Assigned task:
Search the data for the string "show" and extract every line where it appears.

Supplied data:
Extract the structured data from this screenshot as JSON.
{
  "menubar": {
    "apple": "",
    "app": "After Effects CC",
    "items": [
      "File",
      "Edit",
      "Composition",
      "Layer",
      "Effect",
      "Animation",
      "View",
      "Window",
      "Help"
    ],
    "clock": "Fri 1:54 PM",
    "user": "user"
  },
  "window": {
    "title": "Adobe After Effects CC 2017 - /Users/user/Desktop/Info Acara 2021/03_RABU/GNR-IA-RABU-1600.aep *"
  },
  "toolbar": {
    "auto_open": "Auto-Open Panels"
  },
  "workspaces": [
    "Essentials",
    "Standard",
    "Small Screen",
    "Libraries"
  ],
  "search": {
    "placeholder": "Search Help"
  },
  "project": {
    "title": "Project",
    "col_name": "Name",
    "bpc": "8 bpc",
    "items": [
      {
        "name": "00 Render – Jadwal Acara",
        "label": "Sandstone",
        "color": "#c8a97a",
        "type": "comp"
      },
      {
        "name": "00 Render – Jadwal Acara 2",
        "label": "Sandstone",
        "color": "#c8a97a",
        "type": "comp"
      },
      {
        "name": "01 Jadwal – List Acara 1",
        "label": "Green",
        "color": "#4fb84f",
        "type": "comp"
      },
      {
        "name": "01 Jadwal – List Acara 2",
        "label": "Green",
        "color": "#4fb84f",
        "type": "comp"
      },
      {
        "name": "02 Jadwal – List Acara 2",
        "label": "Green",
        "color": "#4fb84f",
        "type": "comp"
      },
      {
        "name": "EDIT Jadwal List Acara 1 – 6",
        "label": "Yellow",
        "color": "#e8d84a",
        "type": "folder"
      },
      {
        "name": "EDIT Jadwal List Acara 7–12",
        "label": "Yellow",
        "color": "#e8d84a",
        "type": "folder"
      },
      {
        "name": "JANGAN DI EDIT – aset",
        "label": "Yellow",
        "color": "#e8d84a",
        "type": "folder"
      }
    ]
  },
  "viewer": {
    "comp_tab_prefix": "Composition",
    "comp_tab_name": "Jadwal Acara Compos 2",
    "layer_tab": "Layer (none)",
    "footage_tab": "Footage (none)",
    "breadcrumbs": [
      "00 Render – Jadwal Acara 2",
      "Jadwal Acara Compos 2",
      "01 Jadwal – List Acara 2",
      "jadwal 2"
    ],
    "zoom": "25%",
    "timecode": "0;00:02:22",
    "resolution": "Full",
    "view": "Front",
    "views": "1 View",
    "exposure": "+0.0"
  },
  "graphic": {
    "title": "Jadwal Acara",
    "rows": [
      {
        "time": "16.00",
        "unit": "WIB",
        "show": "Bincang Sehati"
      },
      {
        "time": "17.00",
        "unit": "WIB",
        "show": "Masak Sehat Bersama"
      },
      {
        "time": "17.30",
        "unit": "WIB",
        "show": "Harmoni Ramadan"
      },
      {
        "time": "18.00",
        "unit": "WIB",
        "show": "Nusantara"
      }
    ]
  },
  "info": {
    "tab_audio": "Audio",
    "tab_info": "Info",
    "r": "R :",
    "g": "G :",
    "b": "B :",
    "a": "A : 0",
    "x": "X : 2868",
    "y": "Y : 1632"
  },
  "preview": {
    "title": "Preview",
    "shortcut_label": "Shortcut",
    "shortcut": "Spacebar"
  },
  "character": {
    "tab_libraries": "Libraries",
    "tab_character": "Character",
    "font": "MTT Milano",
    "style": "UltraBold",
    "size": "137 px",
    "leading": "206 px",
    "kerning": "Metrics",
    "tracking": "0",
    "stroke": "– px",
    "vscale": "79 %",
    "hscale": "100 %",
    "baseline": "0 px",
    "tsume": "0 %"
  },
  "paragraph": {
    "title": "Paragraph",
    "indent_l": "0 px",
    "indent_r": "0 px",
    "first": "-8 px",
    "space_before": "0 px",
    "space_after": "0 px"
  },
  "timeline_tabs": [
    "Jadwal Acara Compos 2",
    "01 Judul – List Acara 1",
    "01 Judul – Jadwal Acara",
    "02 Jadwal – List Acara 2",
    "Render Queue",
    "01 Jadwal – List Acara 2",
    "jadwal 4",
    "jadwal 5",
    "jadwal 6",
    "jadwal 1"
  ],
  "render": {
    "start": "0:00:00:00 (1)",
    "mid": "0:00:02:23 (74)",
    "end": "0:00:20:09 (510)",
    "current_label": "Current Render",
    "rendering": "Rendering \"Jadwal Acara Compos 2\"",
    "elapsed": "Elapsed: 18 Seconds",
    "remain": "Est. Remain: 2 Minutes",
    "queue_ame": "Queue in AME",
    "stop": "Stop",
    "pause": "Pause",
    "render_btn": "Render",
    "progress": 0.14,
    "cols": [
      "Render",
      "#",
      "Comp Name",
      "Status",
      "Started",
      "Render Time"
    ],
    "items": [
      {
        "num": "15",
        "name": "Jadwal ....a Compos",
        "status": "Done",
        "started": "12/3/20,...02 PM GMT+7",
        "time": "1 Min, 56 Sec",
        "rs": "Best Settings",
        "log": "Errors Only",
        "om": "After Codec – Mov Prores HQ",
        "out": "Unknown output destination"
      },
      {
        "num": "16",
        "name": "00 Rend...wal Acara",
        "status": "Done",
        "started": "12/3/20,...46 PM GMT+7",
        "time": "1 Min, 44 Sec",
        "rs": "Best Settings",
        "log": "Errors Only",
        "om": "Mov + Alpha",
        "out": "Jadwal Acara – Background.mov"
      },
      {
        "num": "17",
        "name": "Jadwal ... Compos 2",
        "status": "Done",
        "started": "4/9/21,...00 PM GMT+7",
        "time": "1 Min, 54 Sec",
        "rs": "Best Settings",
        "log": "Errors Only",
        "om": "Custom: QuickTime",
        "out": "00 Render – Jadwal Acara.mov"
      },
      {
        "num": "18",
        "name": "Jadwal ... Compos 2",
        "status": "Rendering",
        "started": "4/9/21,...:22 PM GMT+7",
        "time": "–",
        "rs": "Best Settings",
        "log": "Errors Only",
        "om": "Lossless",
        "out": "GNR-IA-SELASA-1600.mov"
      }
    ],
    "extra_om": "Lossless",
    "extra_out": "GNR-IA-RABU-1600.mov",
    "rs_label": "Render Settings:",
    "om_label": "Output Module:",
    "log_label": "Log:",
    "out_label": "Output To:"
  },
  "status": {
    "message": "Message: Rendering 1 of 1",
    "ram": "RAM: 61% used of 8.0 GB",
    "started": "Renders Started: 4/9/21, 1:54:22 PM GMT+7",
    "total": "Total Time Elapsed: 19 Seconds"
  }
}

Written answer:
        "show": "Bincang Sehati"
        "show": "Masak Sehat Bersama"
        "show": "Harmoni Ramadan"
        "show": "Nusantara"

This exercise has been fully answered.